Source: Fidelity International, August 2018. Expected returns based on reference allocation without any alpha using Fidelity’s capital markets assumptions. Volatility calculated based on monthly index returns July 2004 to July 2018 based on reference index allocation.
Consistent with our study of EMD assets alone, 50 per cent hedging offers attractive risk and return characteristics for European investors in an EMD total return approach when considered alongside a euro benchmark portfolio. We find that allocations of 10 per cent offer a substantial improvement in ex-ante portfolio Sharpe ratio, from 0.10 to 0.17, while only modestly increasing portfolio volatility from 2.9 per cent to 3.0 per cent. Allocations up to and beyond 20 per cent continue to offer improved portfolio efficiency and we believe the optimum allocation will depend on an investor’s risk budget at the portfolio level.
Source: Fidelity International, August 2018. Expected Sharpe ratio uses Fidelity’s 5-year capital markets assumptions and considers a benchmark allocation of 50% Barclays Global Aggregate Bond (EUR-hedged) / 50% ICE BofAML Euro Large Cap Index combined with an EMD total return reference allocation of the following JPMorgan indices: 50% GBI-EM GD: Global Bond Index – Emerging Markets Global Diversified (Local Currency). 25% CEMBI BD: Corporate Emerging Market Bond Index – Broad Diversified (USD Corporates). 25% EMBIG: Emerging Market Bond Index Global (USD Sovereigns). This analysis is before any allowance for alpha or fees. Assumes 50% hedging of USD/EUR cross for EMD TR allocation. Volatilities have been based on historic index volatility from July 2004 to July 2018.
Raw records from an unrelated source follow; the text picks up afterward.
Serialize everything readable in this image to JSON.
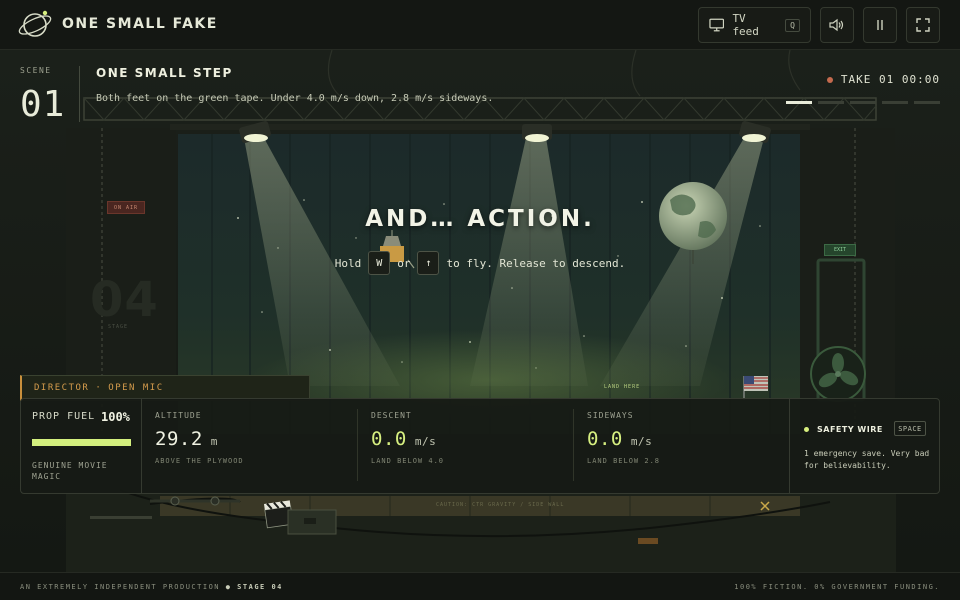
{
  "app": {
    "title": "ONE SMALL FAKE"
  },
  "toolbar": {
    "tv_label": "TV feed",
    "tv_key": "Q"
  },
  "scene": {
    "label": "SCENE",
    "number": "01",
    "title": "ONE SMALL STEP",
    "subtitle": "Both feet on the green tape. Under 4.0 m/s down, 2.8 m/s sideways.",
    "take": "TAKE 01 00:00",
    "progress_total": 5,
    "progress_done": 1
  },
  "message": {
    "title": "AND… ACTION.",
    "hint_pre": "Hold",
    "key_1": "W",
    "hint_mid": "or",
    "key_2": "↑",
    "hint_post": "to fly. Release to descend."
  },
  "props": {
    "on_air": "ON AIR",
    "exit": "EXIT",
    "stage_number": "04",
    "stage_label": "STAGE",
    "land_here": "LAND HERE",
    "caution": "CAUTION: CTR GRAVITY / SIDE WALL"
  },
  "director": {
    "label": "DIRECTOR",
    "separator": "·",
    "mode": "OPEN MIC"
  },
  "hud": {
    "fuel": {
      "label": "PROP FUEL",
      "value": "100%",
      "fraction": 1.0,
      "note": "GENUINE MOVIE MAGIC"
    },
    "altitude": {
      "label": "ALTITUDE",
      "value": "29.2",
      "unit": "m",
      "note": "ABOVE THE PLYWOOD"
    },
    "descent": {
      "label": "DESCENT",
      "value": "0.0",
      "unit": "m/s",
      "note": "LAND BELOW 4.0"
    },
    "sideways": {
      "label": "SIDEWAYS",
      "value": "0.0",
      "unit": "m/s",
      "note": "LAND BELOW 2.8"
    },
    "safety": {
      "label": "SAFETY WIRE",
      "key": "SPACE",
      "note": "1 emergency save. Very bad for believability."
    }
  },
  "footer": {
    "left_text": "AN EXTREMELY INDEPENDENT PRODUCTION",
    "left_sep": "●",
    "left_stage": "STAGE 04",
    "right_text": "100% FICTION. 0% GOVERNMENT FUNDING."
  },
  "colors": {
    "accent_lime": "#d6ef80",
    "director_orange": "#d49b4c",
    "record_dot": "#c46a4e",
    "background": "#111410"
  },
  "icons": {
    "brand": "planet-orbit-icon",
    "tv": "monitor-icon",
    "sound": "speaker-icon",
    "pause": "pause-icon",
    "fullscreen": "fullscreen-icon"
  }
}
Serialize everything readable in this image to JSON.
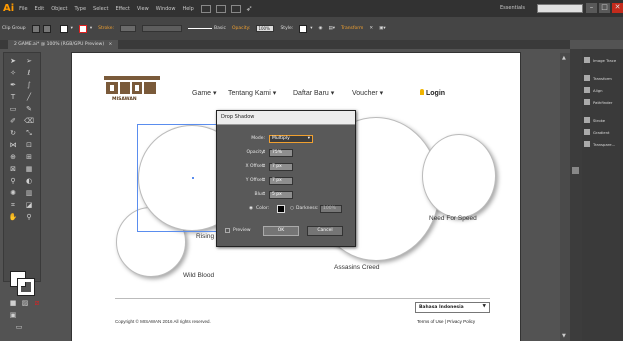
{
  "app": {
    "logo": "Ai",
    "menu": [
      "File",
      "Edit",
      "Object",
      "Type",
      "Select",
      "Effect",
      "View",
      "Window",
      "Help"
    ],
    "workspace": "Essentials",
    "window_controls": [
      "–",
      "□",
      "✕"
    ]
  },
  "control_bar": {
    "selection_label": "Clip Group",
    "stroke_label": "Stroke:",
    "brush_label": "Basic",
    "opacity_label": "Opacity:",
    "opacity_value": "100%",
    "style_label": "Style:",
    "transform_label": "Transform",
    "accent_color": "#f0a030"
  },
  "document": {
    "tab_title": "2 GAME.ai* @ 100% (RGB/GPU Preview)",
    "tab_close": "×"
  },
  "site": {
    "logo_text": "MISAWAN",
    "nav": [
      "Game ▾",
      "Tentang Kami ▾",
      "Daftar Baru ▾",
      "Voucher ▾"
    ],
    "login": "Login",
    "circles": {
      "c1": "Rising",
      "c2": "Wild Blood",
      "c3": "Assasins Creed",
      "c4": "Need For Speed"
    },
    "copyright": "Copyright © MISAWAN 2016 All rights reserved.",
    "language": "Bahasa Indonesia",
    "terms": "Terms of Use | Privacy Policy"
  },
  "drop_shadow_dialog": {
    "title": "Drop Shadow",
    "mode_label": "Mode:",
    "mode_value": "Multiply",
    "opacity_label": "Opacity:",
    "opacity_value": "75%",
    "xoffset_label": "X Offset:",
    "xoffset_value": "7 px",
    "yoffset_label": "Y Offset:",
    "yoffset_value": "7 px",
    "blur_label": "Blur:",
    "blur_value": "5 px",
    "color_label": "Color:",
    "darkness_label": "Darkness:",
    "darkness_value": "100%",
    "preview_label": "Preview",
    "ok_label": "OK",
    "cancel_label": "Cancel"
  },
  "panels": [
    "Image Trace",
    "Transform",
    "Align",
    "Pathfinder",
    "Stroke",
    "Gradient",
    "Transpare..."
  ]
}
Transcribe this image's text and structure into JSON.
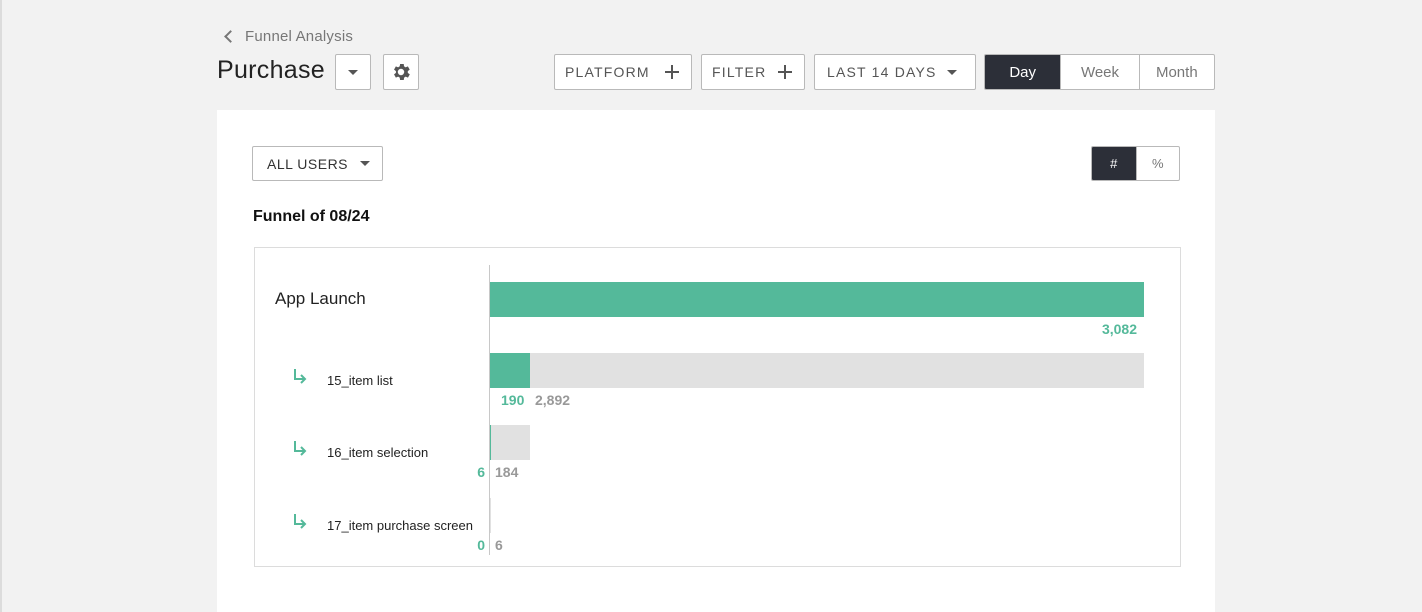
{
  "breadcrumb": {
    "label": "Funnel Analysis",
    "icon": "chevron-left-icon"
  },
  "header": {
    "title": "Purchase"
  },
  "toolbar": {
    "platform_label": "PLATFORM",
    "filter_label": "FILTER",
    "date_range_label": "LAST 14 DAYS",
    "granularity": [
      "Day",
      "Week",
      "Month"
    ],
    "granularity_selected": "Day"
  },
  "card": {
    "users_dropdown": "ALL USERS",
    "display_toggle": [
      "#",
      "%"
    ],
    "display_selected": "#",
    "funnel_title": "Funnel of 08/24"
  },
  "colors": {
    "accent": "#54b99a",
    "dark": "#2c2f38",
    "dropoff": "#e1e1e1"
  },
  "chart_data": {
    "type": "bar",
    "orientation": "horizontal",
    "categories": [
      "App Launch",
      "15_item list",
      "16_item selection",
      "17_item purchase screen"
    ],
    "series": [
      {
        "values": [
          3082,
          190,
          6,
          0
        ]
      },
      {
        "values": [
          null,
          2892,
          184,
          6
        ]
      }
    ],
    "value_labels": {
      "converted": [
        "3,082",
        "190",
        "6",
        "0"
      ],
      "dropped": [
        "",
        "2,892",
        "184",
        "6"
      ]
    },
    "xlim": [
      0,
      3082
    ]
  }
}
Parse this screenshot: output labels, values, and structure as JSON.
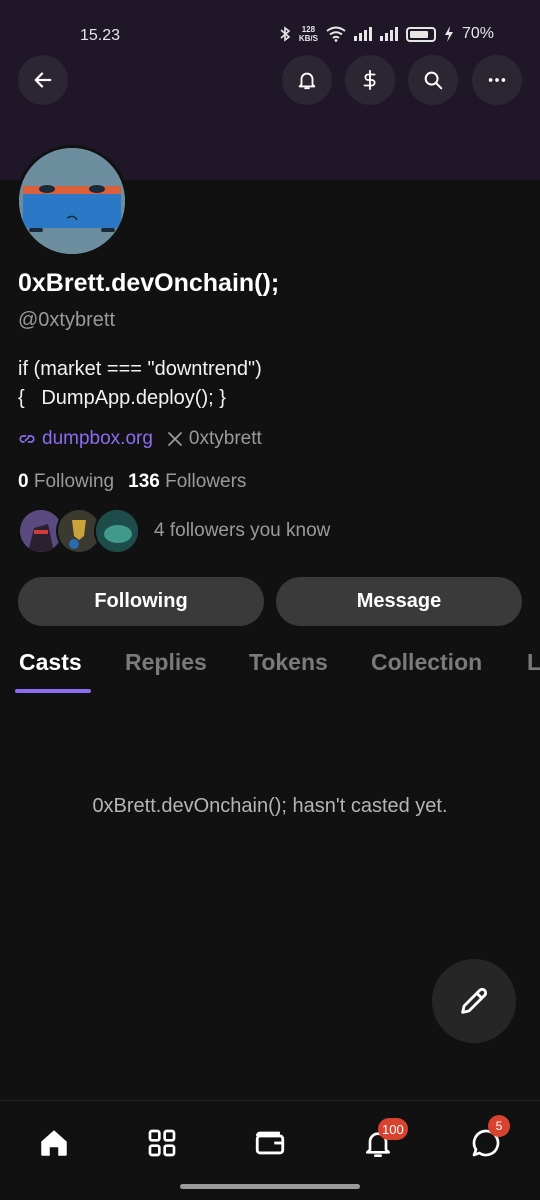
{
  "status": {
    "time": "15.23",
    "net_speed_value": "128",
    "net_speed_unit": "KB/S",
    "battery": "70%"
  },
  "profile": {
    "display_name": "0xBrett.devOnchain();",
    "handle": "@0xtybrett",
    "bio": "if (market === \"downtrend\")\n{   DumpApp.deploy(); }",
    "website": "dumpbox.org",
    "x_handle": "0xtybrett",
    "following_count": "0",
    "following_label": "Following",
    "followers_count": "136",
    "followers_label": "Followers",
    "followers_you_know": "4 followers you know"
  },
  "actions": {
    "following_label": "Following",
    "message_label": "Message"
  },
  "tabs": [
    {
      "label": "Casts"
    },
    {
      "label": "Replies"
    },
    {
      "label": "Tokens"
    },
    {
      "label": "Collection"
    },
    {
      "label": "L"
    }
  ],
  "empty_state": "0xBrett.devOnchain(); hasn't casted yet.",
  "nav": {
    "notifications_badge": "100",
    "messages_badge": "5"
  },
  "icons": [
    "back-arrow-icon",
    "bell-icon",
    "dollar-icon",
    "search-icon",
    "more-icon",
    "link-icon",
    "x-logo-icon",
    "pencil-icon",
    "home-icon",
    "grid-icon",
    "wallet-icon",
    "chat-icon"
  ],
  "colors": {
    "accent": "#8b6cf0",
    "banner": "#1f1628",
    "background": "#111111",
    "badge": "#d8432f"
  }
}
Total return solutions offer the best risk-adjusted return potential
Allocating to EMD remains a challenge for many investors. Having a good grasp of the differing objectives of portfolios is an important first step in deciding on an allocation, but investors should look beyond single-strategy approaches that can leave them exposed to benchmark biases. Total return or blended EMD solutions can provide additional drivers of return into a bond portfolio and, in sizing a position, our analysis indicates that between 10-20 per cent is the optimal level of allocation. Currency hedging is another important consideration, but this will depend on the nature of the EMD portfolio. Overall, we believe total return solutions offer the best risk-adjusted return potential and are the best way to capitalise on the EMD risk premium.